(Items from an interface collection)
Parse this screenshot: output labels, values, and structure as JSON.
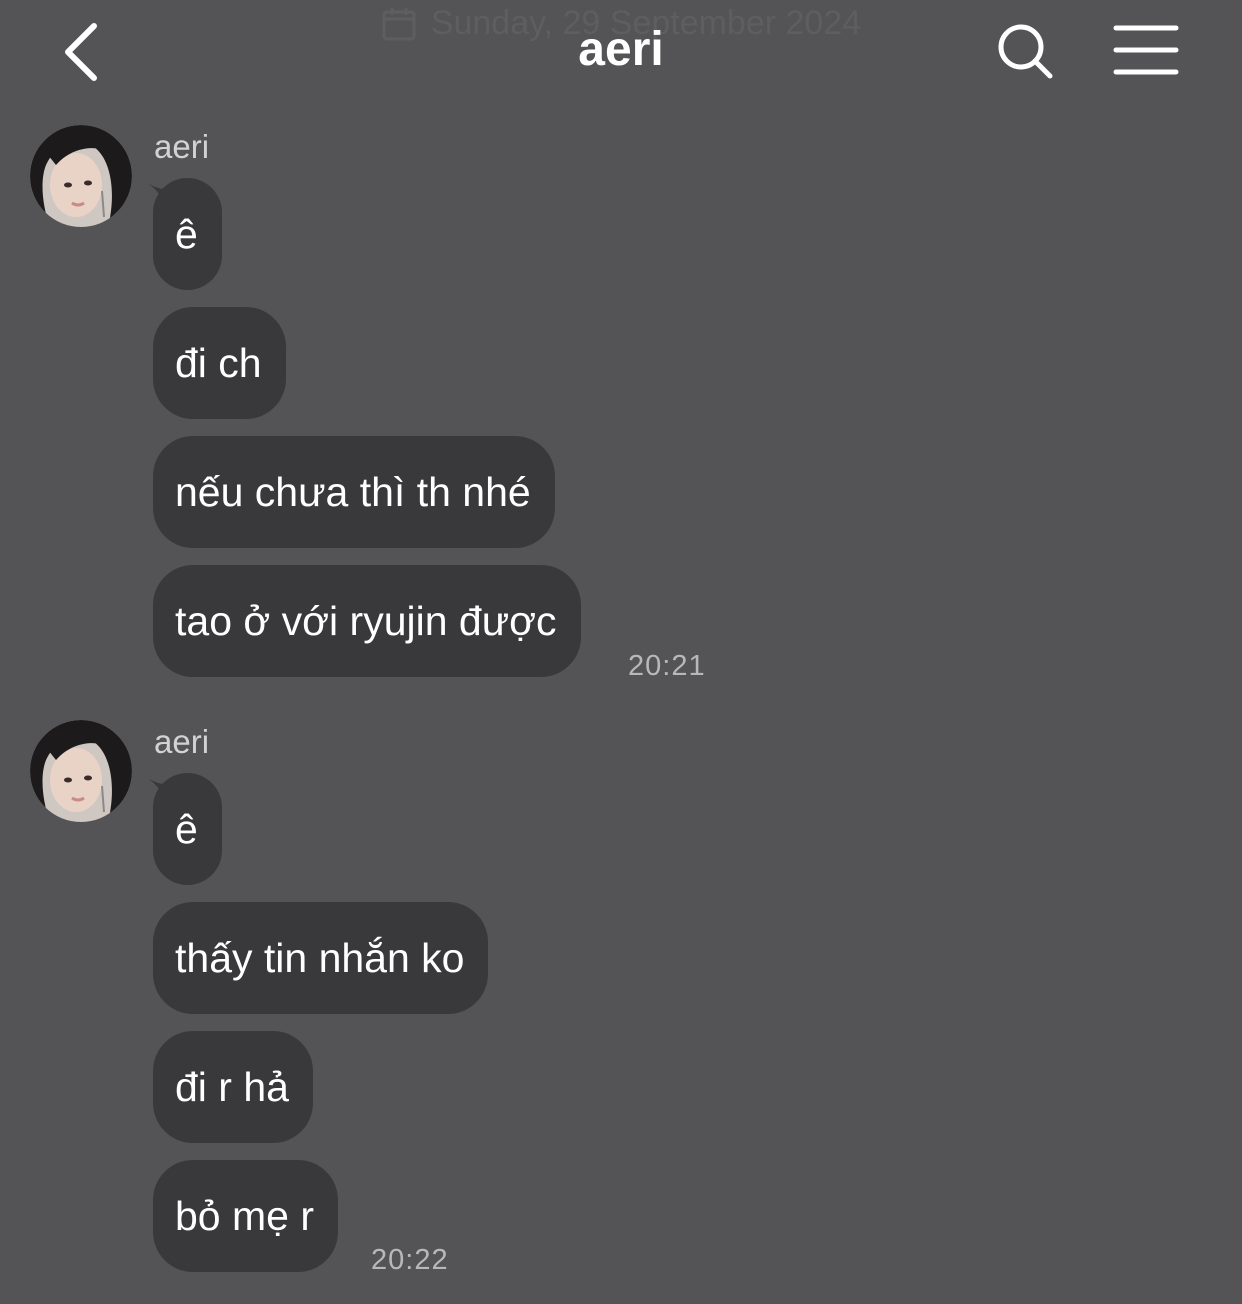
{
  "header": {
    "title": "aeri",
    "date_overlay": "Sunday, 29 September 2024",
    "back_icon": "chevron-left-icon",
    "search_icon": "search-icon",
    "menu_icon": "hamburger-menu-icon"
  },
  "colors": {
    "background": "#545355",
    "bubble": "#39383b",
    "text": "#ffffff",
    "timestamp": "#b8b7ba"
  },
  "groups": [
    {
      "sender": "aeri",
      "messages": [
        "ê",
        "đi ch",
        "nếu chưa thì th nhé",
        "tao ở với ryujin được"
      ],
      "time": "20:21"
    },
    {
      "sender": "aeri",
      "messages": [
        "ê",
        "thấy tin nhắn ko",
        "đi r hả",
        "bỏ mẹ r"
      ],
      "time": "20:22"
    }
  ]
}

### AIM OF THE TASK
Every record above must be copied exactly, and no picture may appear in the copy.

### THE ANSWER
Parse this screenshot: output labels, values, and structure as JSON.
{
  "header": {
    "title": "aeri",
    "date_overlay": "Sunday, 29 September 2024",
    "back_icon": "chevron-left-icon",
    "search_icon": "search-icon",
    "menu_icon": "hamburger-menu-icon"
  },
  "colors": {
    "background": "#545355",
    "bubble": "#39383b",
    "text": "#ffffff",
    "timestamp": "#b8b7ba"
  },
  "groups": [
    {
      "sender": "aeri",
      "messages": [
        "ê",
        "đi ch",
        "nếu chưa thì th nhé",
        "tao ở với ryujin được"
      ],
      "time": "20:21"
    },
    {
      "sender": "aeri",
      "messages": [
        "ê",
        "thấy tin nhắn ko",
        "đi r hả",
        "bỏ mẹ r"
      ],
      "time": "20:22"
    }
  ]
}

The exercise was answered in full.